In my opinion, there is no question today more important and simultaneously more difficult than understanding the degeneration of the workers state in the Soviet Union. Interest in socialism is growing as capitalism produces greater and greater income disparity, and more open measures of police repression in response. There are the “socialism is a good idea but—,” people, and there are the, “I’m in favor of it as long as it can be accomplished peacefully” people, and the “I’d be in favor except that it always turns into a dictatorship” people. It is impossible to talk to any of them without the question of the Soviet Union coming up. Only once in history has the working class taken and held state power; how can those with an interest in socialism not care about it? With this in mind, I’m going to be rereading the classic work on the subject, The Revolution Betrayed by Leon Trotsky, and working through it here as I do.
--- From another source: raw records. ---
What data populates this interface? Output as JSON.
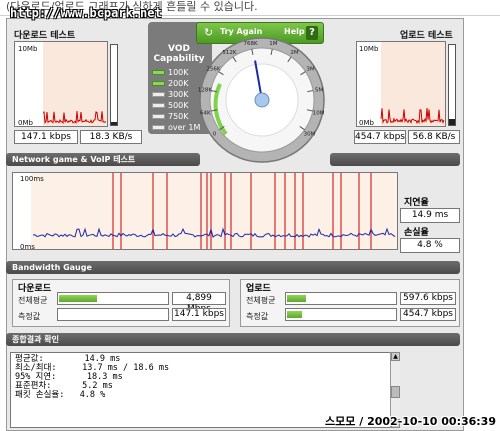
{
  "caption": "(다운로드/업로드 그래프가 심하게 흔들릴 수 있습니다.",
  "watermark": "http://www.bcpark.net",
  "download": {
    "title": "다운로드 테스트",
    "ymax": "10Mb",
    "ymin": "0Mb",
    "kbps": "147.1 kbps",
    "kbs": "18.3 KB/s"
  },
  "upload": {
    "title": "업로드 테스트",
    "ymax": "10Mb",
    "ymin": "0Mb",
    "kbps": "454.7 kbps",
    "kbs": "56.8 KB/s"
  },
  "vod": {
    "title_line1": "VOD",
    "title_line2": "Capability",
    "items": [
      {
        "label": "100K",
        "on": true
      },
      {
        "label": "200K",
        "on": true
      },
      {
        "label": "300K",
        "on": false
      },
      {
        "label": "500K",
        "on": false
      },
      {
        "label": "750K",
        "on": false
      },
      {
        "label": "over 1M",
        "on": false
      }
    ]
  },
  "buttons": {
    "try_again": "Try Again",
    "help": "Help",
    "help_q": "?"
  },
  "gauge": {
    "labels": [
      "0",
      "64K",
      "128K",
      "256K",
      "512K",
      "768K",
      "1M",
      "2M",
      "3M",
      "5M",
      "10M",
      "30M"
    ],
    "needle_fraction": 0.46
  },
  "network": {
    "section_title": "Network game & VoIP 테스트",
    "ymax": "100ms",
    "ymin": "0ms",
    "latency_label": "지연율",
    "latency_value": "14.9 ms",
    "loss_label": "손실율",
    "loss_value": "4.8 %"
  },
  "bandwidth": {
    "section_title": "Bandwidth Gauge",
    "download": {
      "title": "다운로드",
      "avg_label": "전체평균",
      "avg_value": "4,899 Mbps",
      "avg_fill": 0.35,
      "meas_label": "측정값",
      "meas_value": "147.1 kbps",
      "meas_fill": 0.0
    },
    "upload": {
      "title": "업로드",
      "avg_label": "전체평균",
      "avg_value": "597.6 kbps",
      "avg_fill": 0.18,
      "meas_label": "측정값",
      "meas_value": "454.7 kbps",
      "meas_fill": 0.14
    }
  },
  "results": {
    "section_title": "종합결과 확인",
    "lines": [
      "평균값:        14.9 ms",
      "최소/최대:     13.7 ms / 18.6 ms",
      "95% 지연:      18.3 ms",
      "표준편차:      5.2 ms",
      "패킷 손실율:   4.8 %"
    ]
  },
  "stamp": "스모모 / 2002-10-10 00:36:39",
  "colors": {
    "accent_green": "#5fa82c",
    "loss_red": "#cc0000",
    "latency_blue": "#1a2aa8"
  }
}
In the course of discussing the Soviet Union with people, one will find a great range of assumptions, from the mystical (“It’s human nature that any group in power will want to keep that power, even if it means harsh measures of repression”) to the deeply ignorant (“Stalin simply continued what Lenin had started.”) These, and all of the other quick and easy explanations, are natural and understandable. If the Trotskyist position is wrong, that by itself explains why so few accept it; if it right, then it is a strong argument in favor of socialism, and so hardly in the interest of the educational system and capitalist propaganda to represent it fairly.
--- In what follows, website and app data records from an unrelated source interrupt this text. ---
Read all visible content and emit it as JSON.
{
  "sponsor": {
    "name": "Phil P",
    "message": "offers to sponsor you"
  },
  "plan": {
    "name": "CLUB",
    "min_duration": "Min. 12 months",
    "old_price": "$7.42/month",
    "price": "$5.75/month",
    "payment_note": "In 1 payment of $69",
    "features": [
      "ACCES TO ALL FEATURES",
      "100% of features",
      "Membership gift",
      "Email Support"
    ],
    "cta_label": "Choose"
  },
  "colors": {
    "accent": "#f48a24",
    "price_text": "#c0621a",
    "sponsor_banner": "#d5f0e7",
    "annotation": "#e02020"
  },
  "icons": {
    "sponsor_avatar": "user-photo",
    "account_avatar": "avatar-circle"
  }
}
And, speaking of propaganda, if you want to follow along on these posts, be clear that that is what I am doing: propaganda, defined as conveying one’s opinion in an attempt to convince. In my previous efforts at logging notes from books I was reading (The Wealth of Nations, Capital Volume 1, and Anti-Duhring) my agenda was, above all, trying to clarify my own understanding; as a result, I mostly ignored comments unless answering them helped me work through the issue. In this case, my agenda is more polemical—I’m hoping to persuade you that I’m right. Of course, I still won’t bother answering comments from those who seem only interested in taking shots, unless doing so gives me the opportunity to advance an argument in a positive way. Reactionaries, and those who have an interest in preserving oppression, will obviously not be interested in giving my remarks a fair hearing: the view of the Soviet Union as proof that communism can never work is simply too important to them to relinquish it—just as, on my part, I have no interest in giving a “fair hearing” to avowed representatives of capital. I am coming at this from being on a particular side (the working class) and viewing things from a particular perspective (Marxism). If I do this well, those of you who are already on my side, will, perhaps, come to see the value of my perspective.
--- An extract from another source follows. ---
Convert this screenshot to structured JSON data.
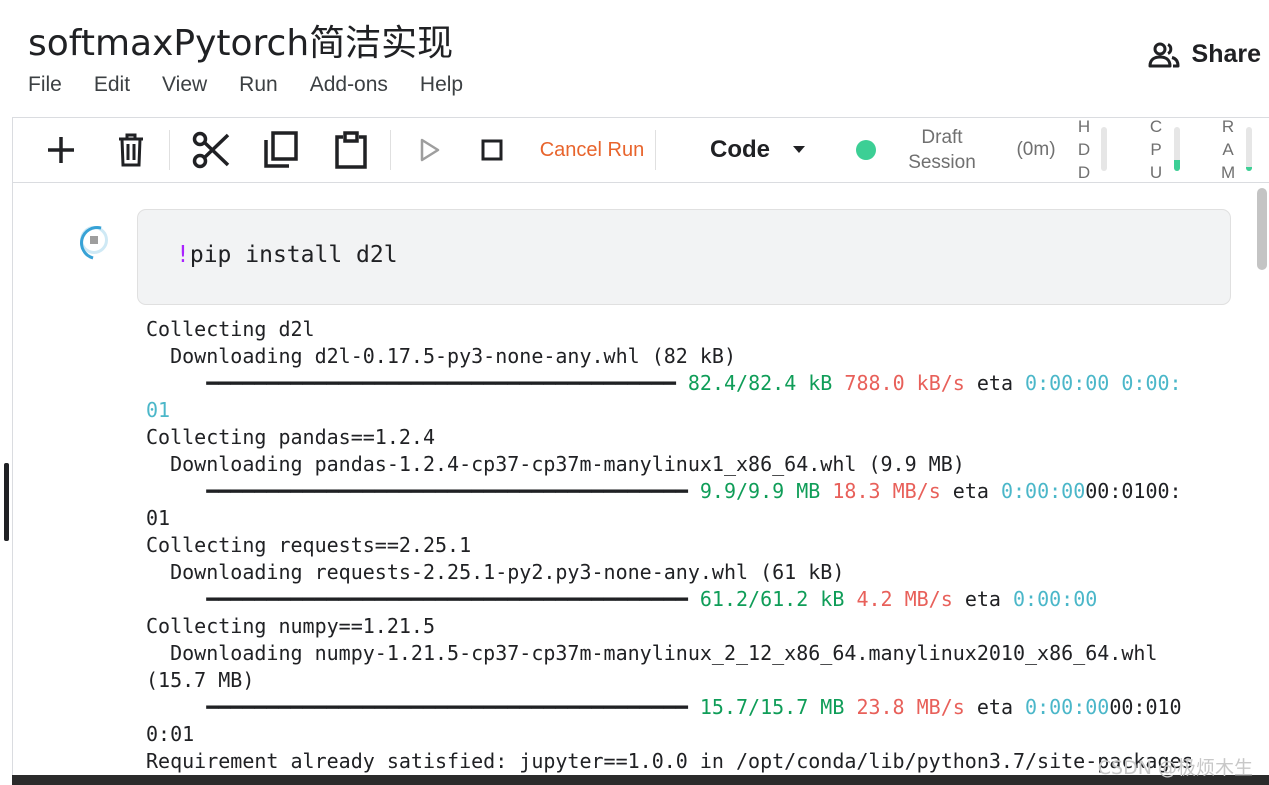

My intention for these posts is that they’re designed for those who are reading along with them; in other words, I’m going to be attempting to comment on and explain the points I want to emphasize, not recapitulate Trotsky’s arguments. I’m going to be using the Labor Publications edition, Copyright 1991, introduction by David North. I hope some few of you, at least, will follow along with genuine curiosity, motivated by a sincere desire to make the world a better place. That is all a propagandist can reasonably ask.
ETA: Will Shetterly pointed out that the text is available free on-line. Here’s the link.
Next Post: Introduction by David North.